Filter these records by the string "遗传规律解题方法综合突破", copying each line that holds it.

*** Opening of Data supplied ***

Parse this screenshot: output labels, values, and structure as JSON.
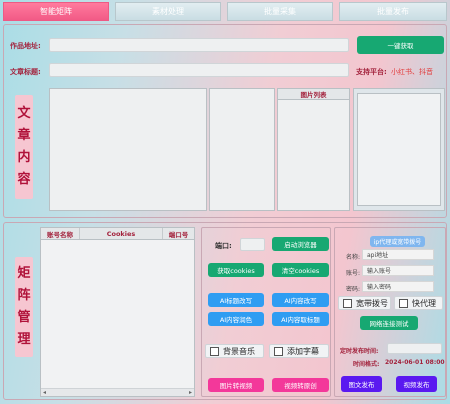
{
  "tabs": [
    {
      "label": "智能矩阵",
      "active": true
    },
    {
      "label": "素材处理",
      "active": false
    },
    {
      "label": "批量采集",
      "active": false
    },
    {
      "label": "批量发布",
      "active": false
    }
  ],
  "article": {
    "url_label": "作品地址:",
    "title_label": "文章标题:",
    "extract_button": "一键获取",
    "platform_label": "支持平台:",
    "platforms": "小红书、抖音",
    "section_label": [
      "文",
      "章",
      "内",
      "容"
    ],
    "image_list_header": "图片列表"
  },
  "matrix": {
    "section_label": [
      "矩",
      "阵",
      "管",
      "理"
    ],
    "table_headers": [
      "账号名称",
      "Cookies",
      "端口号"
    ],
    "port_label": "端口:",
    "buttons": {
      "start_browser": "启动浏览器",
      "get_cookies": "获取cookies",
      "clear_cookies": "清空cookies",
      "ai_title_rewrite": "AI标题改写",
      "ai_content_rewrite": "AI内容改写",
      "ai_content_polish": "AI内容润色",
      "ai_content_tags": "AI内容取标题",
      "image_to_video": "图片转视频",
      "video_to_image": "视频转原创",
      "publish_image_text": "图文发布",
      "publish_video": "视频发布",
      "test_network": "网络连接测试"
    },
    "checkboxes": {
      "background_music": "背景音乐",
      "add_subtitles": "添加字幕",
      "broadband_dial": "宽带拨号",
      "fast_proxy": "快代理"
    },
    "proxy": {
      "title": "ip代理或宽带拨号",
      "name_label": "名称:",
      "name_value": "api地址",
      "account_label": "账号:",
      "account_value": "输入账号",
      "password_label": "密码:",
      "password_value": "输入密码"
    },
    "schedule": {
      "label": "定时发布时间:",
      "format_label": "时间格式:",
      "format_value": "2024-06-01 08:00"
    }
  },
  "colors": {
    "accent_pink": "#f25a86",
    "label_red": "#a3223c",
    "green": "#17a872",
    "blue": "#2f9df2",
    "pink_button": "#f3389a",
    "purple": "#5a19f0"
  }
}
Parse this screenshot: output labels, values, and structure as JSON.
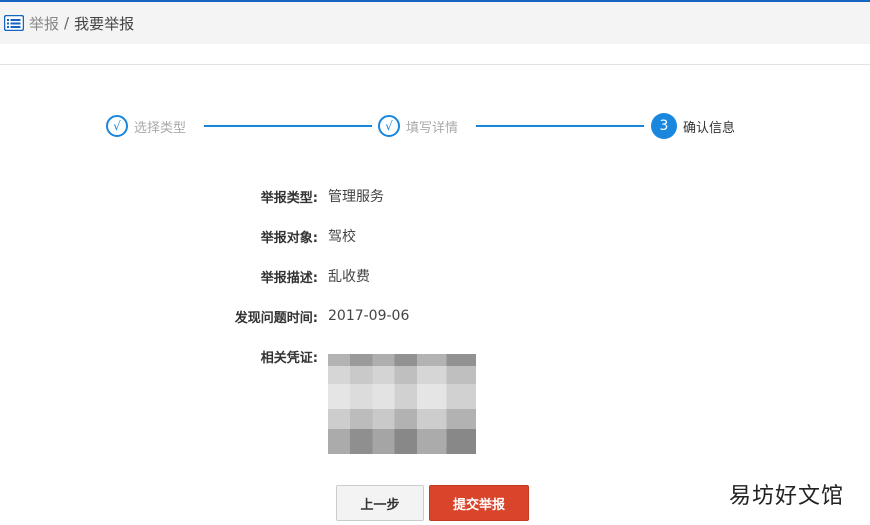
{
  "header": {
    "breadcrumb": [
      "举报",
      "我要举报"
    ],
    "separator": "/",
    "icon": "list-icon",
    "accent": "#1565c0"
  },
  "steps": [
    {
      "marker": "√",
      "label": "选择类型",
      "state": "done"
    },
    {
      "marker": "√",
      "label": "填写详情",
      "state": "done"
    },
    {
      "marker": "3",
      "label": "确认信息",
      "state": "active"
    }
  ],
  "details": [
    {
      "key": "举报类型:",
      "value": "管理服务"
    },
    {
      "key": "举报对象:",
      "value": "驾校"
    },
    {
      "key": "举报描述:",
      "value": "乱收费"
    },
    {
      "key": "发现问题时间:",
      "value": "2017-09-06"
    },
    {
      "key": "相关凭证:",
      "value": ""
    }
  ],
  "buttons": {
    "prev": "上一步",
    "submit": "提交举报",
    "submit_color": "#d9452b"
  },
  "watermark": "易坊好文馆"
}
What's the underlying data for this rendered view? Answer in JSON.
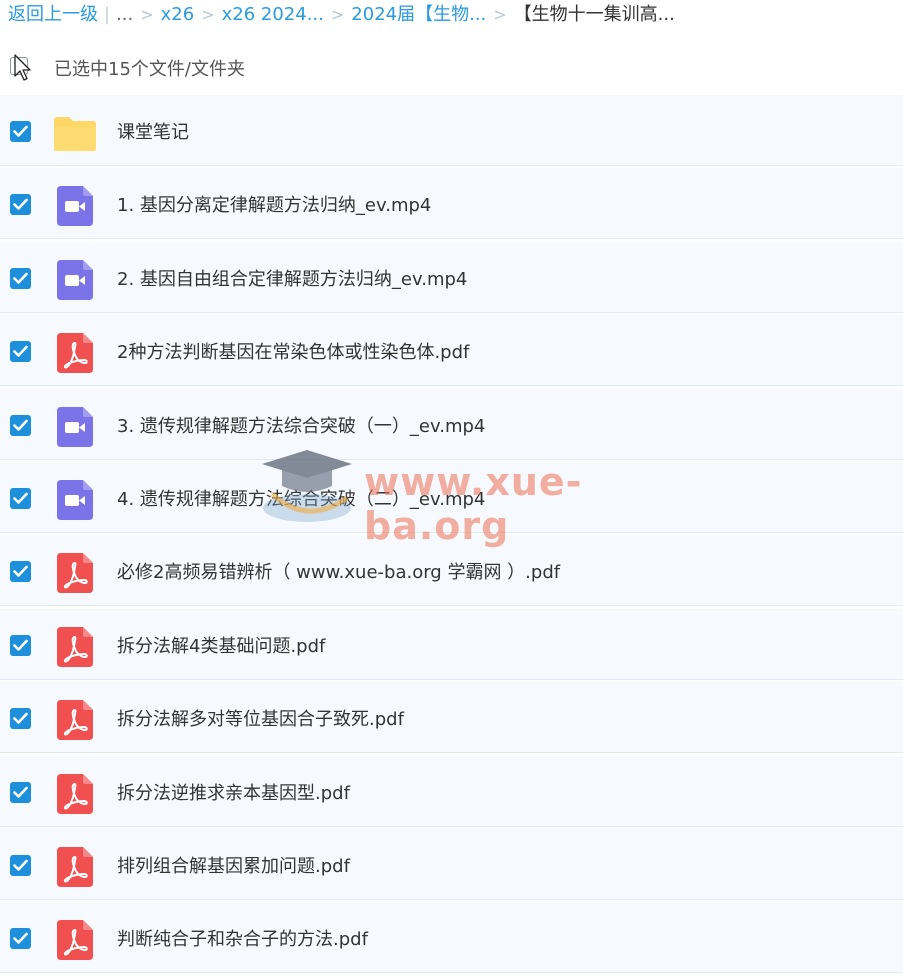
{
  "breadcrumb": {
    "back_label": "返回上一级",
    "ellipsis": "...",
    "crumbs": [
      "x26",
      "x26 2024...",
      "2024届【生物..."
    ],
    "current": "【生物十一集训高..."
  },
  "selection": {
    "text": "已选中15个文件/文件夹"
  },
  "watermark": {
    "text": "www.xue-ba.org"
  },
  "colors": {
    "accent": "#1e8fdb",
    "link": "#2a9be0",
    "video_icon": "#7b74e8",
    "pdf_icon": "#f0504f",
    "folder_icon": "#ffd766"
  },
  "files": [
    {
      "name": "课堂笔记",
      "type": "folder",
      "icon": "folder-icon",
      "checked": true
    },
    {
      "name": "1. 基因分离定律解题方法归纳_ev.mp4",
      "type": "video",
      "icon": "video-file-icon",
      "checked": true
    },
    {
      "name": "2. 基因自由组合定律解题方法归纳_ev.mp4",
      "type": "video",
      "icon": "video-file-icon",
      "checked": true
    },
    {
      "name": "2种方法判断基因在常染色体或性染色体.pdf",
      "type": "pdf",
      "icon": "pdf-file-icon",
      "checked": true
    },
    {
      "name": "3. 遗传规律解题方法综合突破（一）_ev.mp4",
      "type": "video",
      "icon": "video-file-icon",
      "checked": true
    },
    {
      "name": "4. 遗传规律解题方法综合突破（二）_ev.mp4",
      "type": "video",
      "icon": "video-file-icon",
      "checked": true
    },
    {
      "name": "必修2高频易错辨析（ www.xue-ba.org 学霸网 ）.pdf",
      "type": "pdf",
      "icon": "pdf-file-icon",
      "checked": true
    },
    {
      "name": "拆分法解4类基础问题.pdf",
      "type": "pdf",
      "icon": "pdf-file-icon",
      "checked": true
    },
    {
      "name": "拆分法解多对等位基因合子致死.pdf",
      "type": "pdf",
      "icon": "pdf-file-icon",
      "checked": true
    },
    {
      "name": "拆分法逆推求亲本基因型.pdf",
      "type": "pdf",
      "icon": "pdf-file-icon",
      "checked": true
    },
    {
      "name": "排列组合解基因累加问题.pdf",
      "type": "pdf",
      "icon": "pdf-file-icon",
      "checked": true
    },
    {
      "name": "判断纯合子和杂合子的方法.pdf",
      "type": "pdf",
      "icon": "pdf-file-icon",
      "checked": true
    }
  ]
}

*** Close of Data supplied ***

● **Exercise answer**:
      "name": "3. 遗传规律解题方法综合突破（一）_ev.mp4",
      "name": "4. 遗传规律解题方法综合突破（二）_ev.mp4",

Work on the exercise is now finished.